BANGKOK -- Thailand aims to increase trade with countries on its borders by 15% this year, to a record high of 1.5 trillion baht ($50 billion). The government is backing the drive to offset an expected slowdown in overall export growth due to appreciation of the baht against the U.S. dollar.
The value of trade with Cambodia, Laos, Myanmar and Malaysia, combined with goods re-exported to Vietnam, was worth 1.3 trillion baht in 2017.
This cross-border trade consists mainly of Thai consumer goods like rice, sugar, canned food and semi-cooked food as well as auto parts and construction materials. The transactions are often in local currencies -- frequently the baht, because of its relative stability.

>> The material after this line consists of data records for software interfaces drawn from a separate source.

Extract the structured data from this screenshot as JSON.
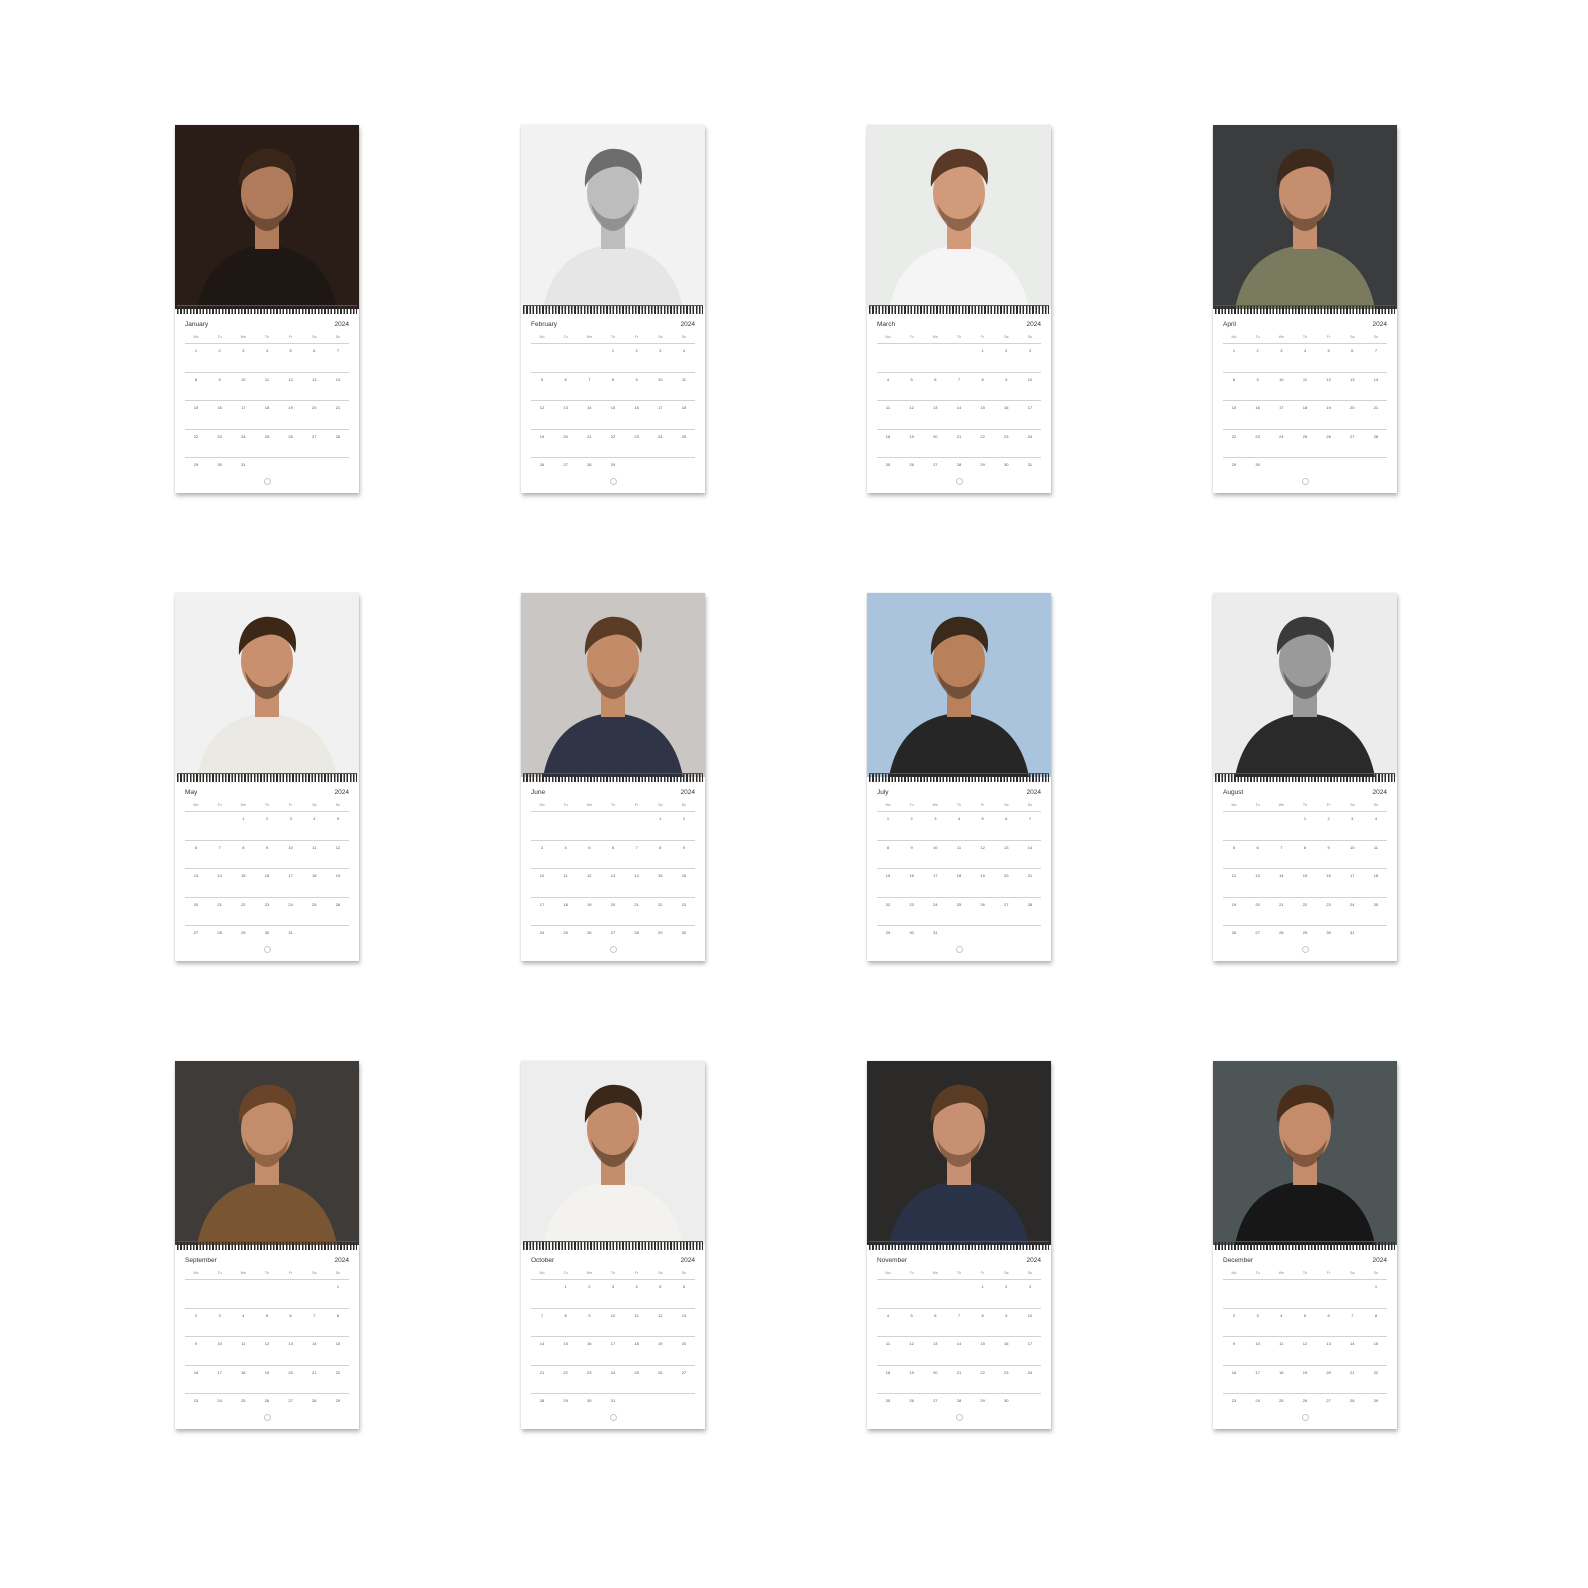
{
  "calendar": {
    "year": "2024",
    "weekday_labels": [
      "Mo",
      "Tu",
      "We",
      "Th",
      "Fr",
      "Sa",
      "Su"
    ],
    "months": [
      {
        "name": "January",
        "start": 0,
        "days": 31,
        "photo": {
          "bg": "#2a1d18",
          "shirt": "#1e1714",
          "skin": "#b07b5b",
          "hair": "#3a2618"
        }
      },
      {
        "name": "February",
        "start": 3,
        "days": 29,
        "photo": {
          "bg": "#f2f2f2",
          "shirt": "#e6e6e6",
          "skin": "#bdbdbd",
          "hair": "#6d6d6d"
        }
      },
      {
        "name": "March",
        "start": 4,
        "days": 31,
        "photo": {
          "bg": "#e9ece8",
          "shirt": "#f5f5f5",
          "skin": "#d19a7a",
          "hair": "#5a3a26"
        }
      },
      {
        "name": "April",
        "start": 0,
        "days": 30,
        "photo": {
          "bg": "#3b3c3e",
          "shirt": "#7a7a5e",
          "skin": "#c58e6e",
          "hair": "#3e2a1c"
        }
      },
      {
        "name": "May",
        "start": 2,
        "days": 31,
        "photo": {
          "bg": "#f1f1f1",
          "shirt": "#ebe9e4",
          "skin": "#c8906e",
          "hair": "#3d2818"
        }
      },
      {
        "name": "June",
        "start": 5,
        "days": 30,
        "photo": {
          "bg": "#c9c6c3",
          "shirt": "#2f3447",
          "skin": "#c48b69",
          "hair": "#5a3b26"
        }
      },
      {
        "name": "July",
        "start": 0,
        "days": 31,
        "photo": {
          "bg": "#a9c4dc",
          "shirt": "#262626",
          "skin": "#b9805c",
          "hair": "#3a2a1c"
        }
      },
      {
        "name": "August",
        "start": 3,
        "days": 31,
        "photo": {
          "bg": "#ececec",
          "shirt": "#2a2a2a",
          "skin": "#9a9a9a",
          "hair": "#3a3a3a"
        }
      },
      {
        "name": "September",
        "start": 6,
        "days": 30,
        "photo": {
          "bg": "#3f3b38",
          "shirt": "#7a5534",
          "skin": "#c38c6a",
          "hair": "#6a4428"
        }
      },
      {
        "name": "October",
        "start": 1,
        "days": 31,
        "photo": {
          "bg": "#ededed",
          "shirt": "#f4f2ee",
          "skin": "#c48d6c",
          "hair": "#3c2818"
        }
      },
      {
        "name": "November",
        "start": 4,
        "days": 30,
        "photo": {
          "bg": "#2b2a29",
          "shirt": "#2a3247",
          "skin": "#c79072",
          "hair": "#5a3b24"
        }
      },
      {
        "name": "December",
        "start": 6,
        "days": 31,
        "photo": {
          "bg": "#4e5557",
          "shirt": "#171717",
          "skin": "#c48c6a",
          "hair": "#4a2e1c"
        }
      }
    ]
  }
}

These exports totaled about 8 trillion baht in 2017, or around 16% of Thailand's total exports. But the Commerce Ministry said these figures are expected to rise substantially over the next few years as the economies of Thailand's neighbors continue to grow.
The government has promised support for the effort. "We aim to hold more trade visits and trade fairs in Cambodia, Laos, Myanmar, Vietnam and Malaysia this year to help accelerate trade between Thailand our neighbors," said Adul Chotinisakorn, director-general of the Commerce Ministry's Department of Foreign Trade, which oversees border trade issues.

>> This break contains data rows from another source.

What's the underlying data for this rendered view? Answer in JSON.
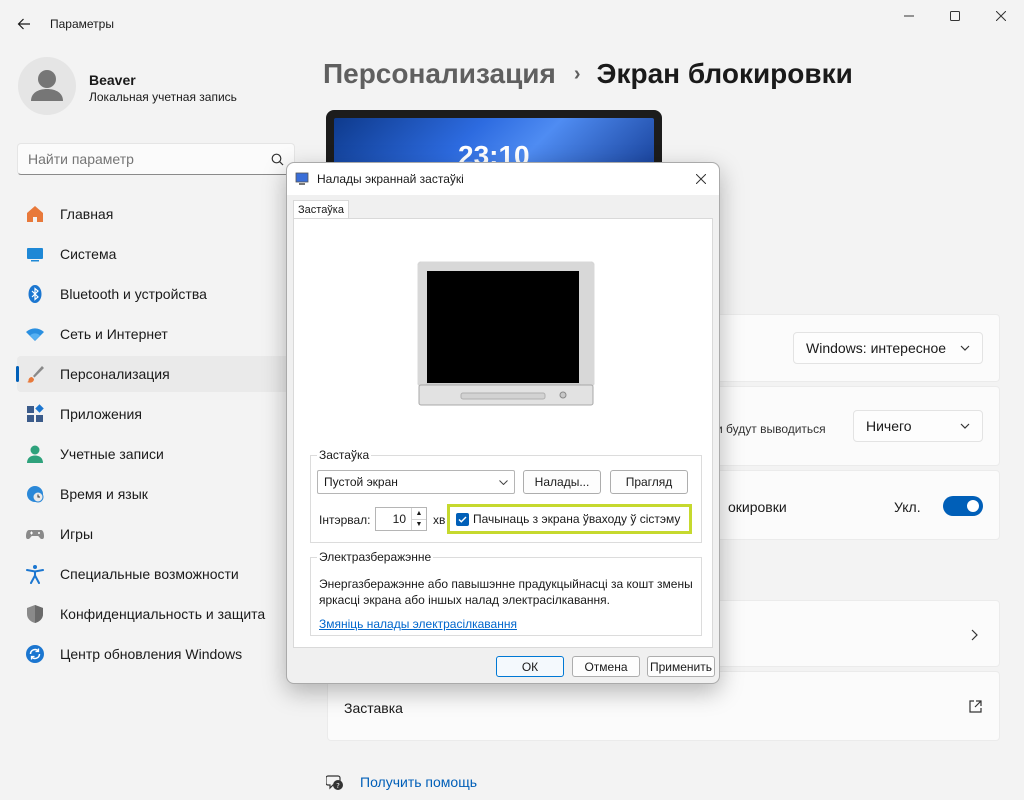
{
  "window": {
    "title": "Параметры"
  },
  "user": {
    "name": "Beaver",
    "account_type": "Локальная учетная запись"
  },
  "search": {
    "placeholder": "Найти параметр"
  },
  "nav": {
    "items": [
      {
        "label": "Главная",
        "icon": "home-icon"
      },
      {
        "label": "Система",
        "icon": "system-icon"
      },
      {
        "label": "Bluetooth и устройства",
        "icon": "bluetooth-icon"
      },
      {
        "label": "Сеть и Интернет",
        "icon": "wifi-icon"
      },
      {
        "label": "Персонализация",
        "icon": "brush-icon",
        "active": true
      },
      {
        "label": "Приложения",
        "icon": "apps-icon"
      },
      {
        "label": "Учетные записи",
        "icon": "accounts-icon"
      },
      {
        "label": "Время и язык",
        "icon": "time-language-icon"
      },
      {
        "label": "Игры",
        "icon": "gaming-icon"
      },
      {
        "label": "Специальные возможности",
        "icon": "accessibility-icon"
      },
      {
        "label": "Конфиденциальность и защита",
        "icon": "shield-icon"
      },
      {
        "label": "Центр обновления Windows",
        "icon": "update-icon"
      }
    ]
  },
  "breadcrumb": {
    "parent": "Персонализация",
    "separator": "›",
    "current": "Экран блокировки"
  },
  "preview": {
    "time": "23:10"
  },
  "settings": {
    "lockscreen_value": "Windows: интересное",
    "status_partial_text": "и будут выводиться",
    "status_value": "Ничего",
    "signin_partial_text": "окировки",
    "signin_state": "Укл.",
    "signin_on": true,
    "screensaver_label": "Заставка",
    "help_link": "Получить помощь"
  },
  "dialog": {
    "title": "Налады экраннай застаўкі",
    "tab": "Застаўка",
    "screensaver_group": "Застаўка",
    "screensaver_value": "Пустой экран",
    "settings_button": "Налады...",
    "preview_button": "Прагляд",
    "interval_label": "Інтэрвал:",
    "interval_value": "10",
    "interval_unit": "хв",
    "resume_checkbox": "Пачынаць з экрана ўваходу ў сістэму",
    "resume_checked": true,
    "power_group": "Электразберажэнне",
    "power_text_1": "Энергазберажэнне або павышэнне прадукцыйнасці за кошт змены",
    "power_text_2": "яркасці экрана або іншых налад электрасілкавання.",
    "power_link": "Змяніць налады электрасілкавання",
    "ok_button": "ОК",
    "cancel_button": "Отмена",
    "apply_button": "Применить"
  },
  "colors": {
    "accent": "#005fb8",
    "highlight_border": "#c6d92e",
    "background": "#f3f3f3"
  }
}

Adul said the ministry also plans to export Thai products to smaller border towns instead of targeting only major cities, as was policy in the past. This could accelerate trade and investment in neighboring countries.
Given the use of local currencies, Abdul said border trade is expected to help reduce risks from exchange rate volatility, especially as the baht continues rising against the dollar.

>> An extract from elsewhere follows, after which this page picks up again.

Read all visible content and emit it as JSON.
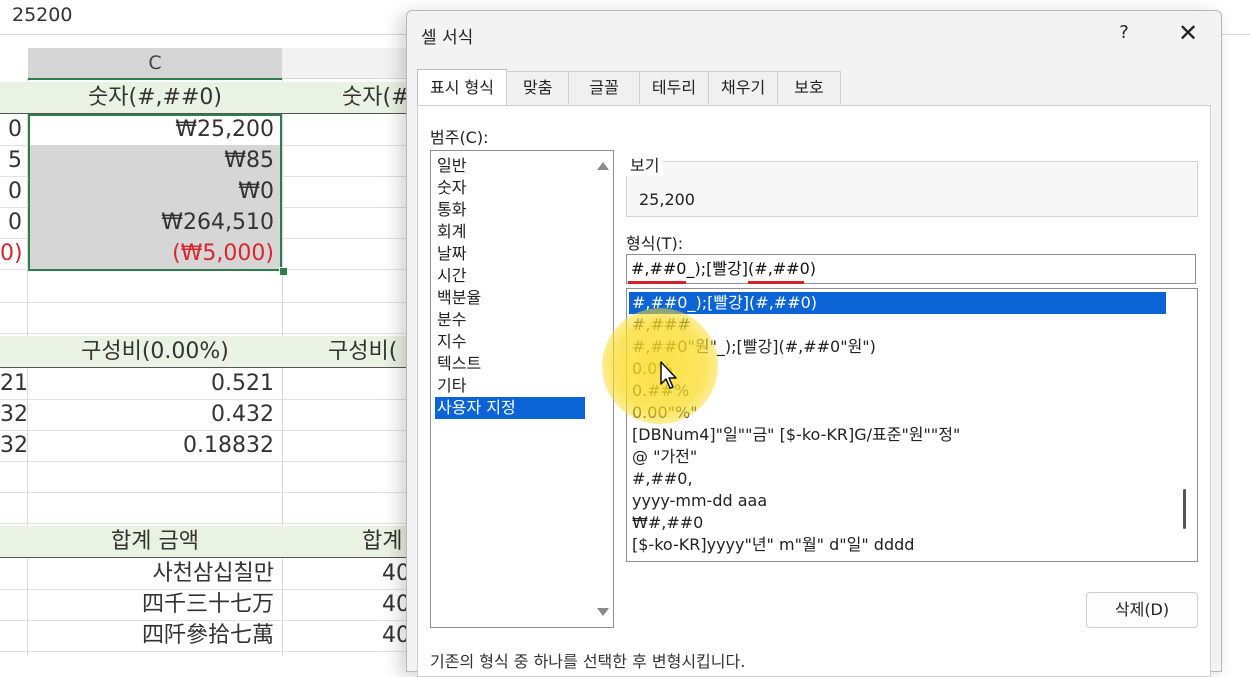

A strong outlook for the economy and the country's efforts to restore democracy are seen behind the baht's appreciation.
The Commerce Ministry has set the 2018 export growth target at 8% to $255.6 billion, slightly lower than last year's growth of 9.9%, when a strong global economy helped boost demand for Thai products.
A headwind that could prevent exports from hitting 8% would be a strong baht, exporters said.
The baht rose more than 9% in 2017, and has risen 4.6% so far this year, raising concerns that higher prices could make Thai goods less competitive.